### Data listing ###

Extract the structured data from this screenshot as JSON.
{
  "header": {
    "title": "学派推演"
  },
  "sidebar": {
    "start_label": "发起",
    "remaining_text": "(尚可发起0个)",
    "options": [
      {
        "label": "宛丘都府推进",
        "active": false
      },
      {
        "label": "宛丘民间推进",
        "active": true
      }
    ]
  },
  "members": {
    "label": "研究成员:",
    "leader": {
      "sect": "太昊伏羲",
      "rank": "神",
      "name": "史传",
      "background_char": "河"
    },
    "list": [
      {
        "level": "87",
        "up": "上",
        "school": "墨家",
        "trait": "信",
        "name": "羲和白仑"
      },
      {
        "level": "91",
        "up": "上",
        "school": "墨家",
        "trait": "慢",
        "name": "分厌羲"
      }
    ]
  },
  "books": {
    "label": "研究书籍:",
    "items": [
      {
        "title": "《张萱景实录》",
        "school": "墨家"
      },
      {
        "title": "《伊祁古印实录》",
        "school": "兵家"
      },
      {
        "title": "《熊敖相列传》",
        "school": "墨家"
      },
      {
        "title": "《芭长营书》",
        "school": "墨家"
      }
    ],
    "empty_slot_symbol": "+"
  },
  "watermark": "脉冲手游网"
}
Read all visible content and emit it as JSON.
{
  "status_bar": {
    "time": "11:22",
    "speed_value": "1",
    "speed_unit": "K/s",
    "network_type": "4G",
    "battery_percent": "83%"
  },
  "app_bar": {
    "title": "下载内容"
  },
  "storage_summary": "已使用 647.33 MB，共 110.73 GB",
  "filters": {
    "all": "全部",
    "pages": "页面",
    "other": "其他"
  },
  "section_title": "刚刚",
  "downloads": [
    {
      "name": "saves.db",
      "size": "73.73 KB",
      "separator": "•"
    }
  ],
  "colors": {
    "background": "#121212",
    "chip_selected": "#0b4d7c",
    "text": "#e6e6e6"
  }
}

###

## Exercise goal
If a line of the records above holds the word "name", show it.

## Your response
      "name": "史传",
        "name": "羲和白仑"
        "name": "分厌羲"
      "name": "saves.db",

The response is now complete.